*** PROVIDED DATA Section Begins ***

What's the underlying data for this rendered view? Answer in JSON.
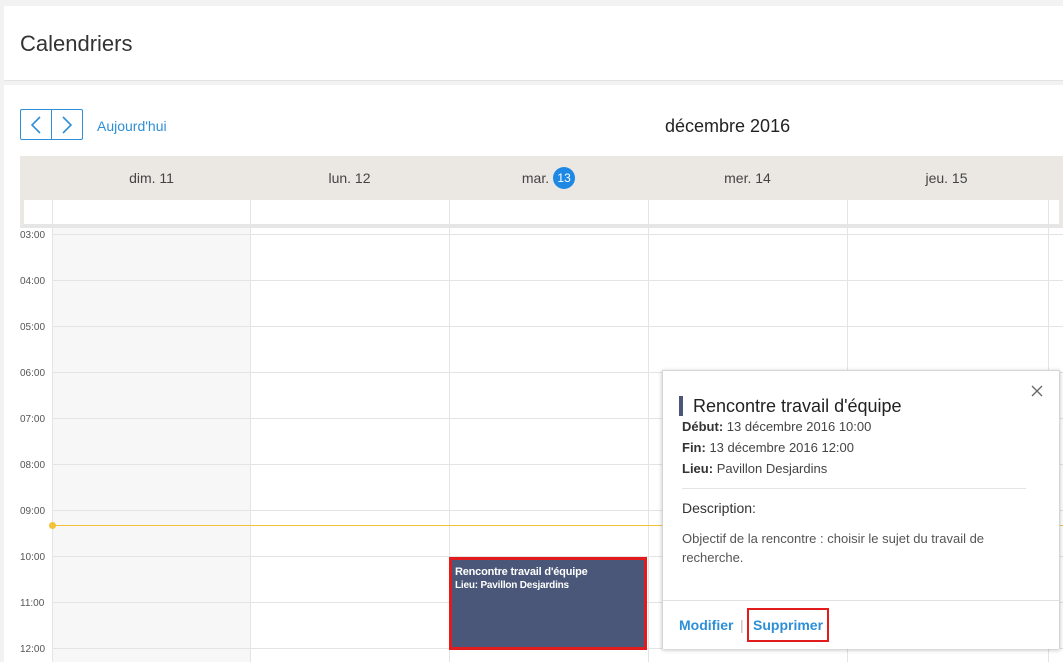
{
  "page": {
    "title": "Calendriers"
  },
  "toolbar": {
    "today_label": "Aujourd'hui",
    "month_label": "décembre 2016"
  },
  "days": [
    {
      "label": "dim. 11"
    },
    {
      "label": "lun. 12"
    },
    {
      "label": "mar.",
      "badge": "13"
    },
    {
      "label": "mer. 14"
    },
    {
      "label": "jeu. 15"
    }
  ],
  "hours": [
    "03:00",
    "04:00",
    "05:00",
    "06:00",
    "07:00",
    "08:00",
    "09:00",
    "10:00",
    "11:00",
    "12:00"
  ],
  "event": {
    "title": "Rencontre travail d'équipe",
    "location_line": "Lieu: Pavillon Desjardins"
  },
  "popover": {
    "title": "Rencontre travail d'équipe",
    "start_label": "Début:",
    "start_value": "13 décembre 2016 10:00",
    "end_label": "Fin:",
    "end_value": "13 décembre 2016 12:00",
    "location_label": "Lieu:",
    "location_value": "Pavillon Desjardins",
    "description_label": "Description:",
    "description_text": "Objectif de la rencontre : choisir le sujet du travail de recherche.",
    "modify_label": "Modifier",
    "separator": "|",
    "delete_label": "Supprimer"
  },
  "colors": {
    "accent": "#2e8fd8",
    "event_bg": "#4a5778",
    "now_line": "#f2c23a",
    "highlight": "#e21c1c"
  }
}
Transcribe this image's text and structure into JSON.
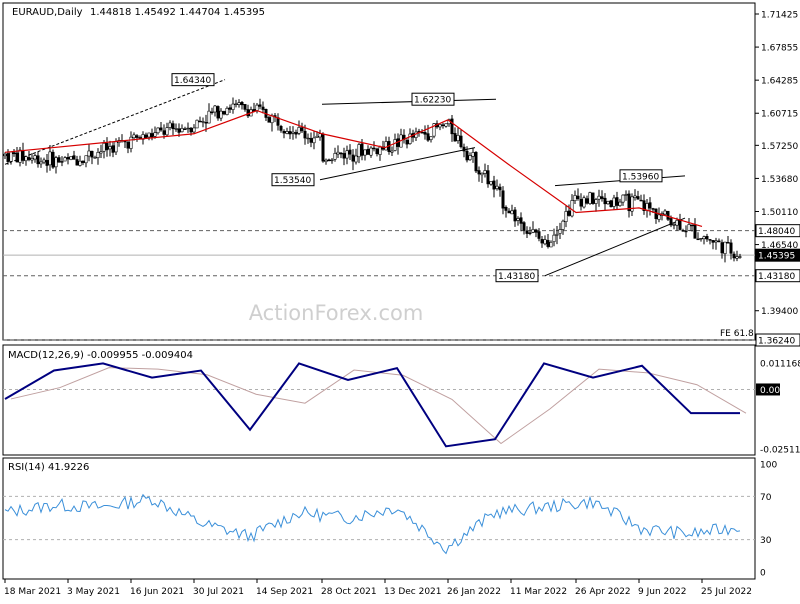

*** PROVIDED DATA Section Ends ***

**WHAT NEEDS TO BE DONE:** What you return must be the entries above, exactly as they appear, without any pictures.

**ANSWER FOR THIS EXERCISE:**
What's the underlying data for this rendered view? Answer in JSON.
{
  "page": {
    "title": "Calendriers"
  },
  "toolbar": {
    "today_label": "Aujourd'hui",
    "month_label": "décembre 2016"
  },
  "days": [
    {
      "label": "dim. 11"
    },
    {
      "label": "lun. 12"
    },
    {
      "label": "mar.",
      "badge": "13"
    },
    {
      "label": "mer. 14"
    },
    {
      "label": "jeu. 15"
    }
  ],
  "hours": [
    "03:00",
    "04:00",
    "05:00",
    "06:00",
    "07:00",
    "08:00",
    "09:00",
    "10:00",
    "11:00",
    "12:00"
  ],
  "event": {
    "title": "Rencontre travail d'équipe",
    "location_line": "Lieu: Pavillon Desjardins"
  },
  "popover": {
    "title": "Rencontre travail d'équipe",
    "start_label": "Début:",
    "start_value": "13 décembre 2016 10:00",
    "end_label": "Fin:",
    "end_value": "13 décembre 2016 12:00",
    "location_label": "Lieu:",
    "location_value": "Pavillon Desjardins",
    "description_label": "Description:",
    "description_text": "Objectif de la rencontre : choisir le sujet du travail de recherche.",
    "modify_label": "Modifier",
    "separator": "|",
    "delete_label": "Supprimer"
  },
  "colors": {
    "accent": "#2e8fd8",
    "event_bg": "#4a5778",
    "now_line": "#f2c23a",
    "highlight": "#e21c1c"
  }
}
Transcribe this image's text and structure into JSON.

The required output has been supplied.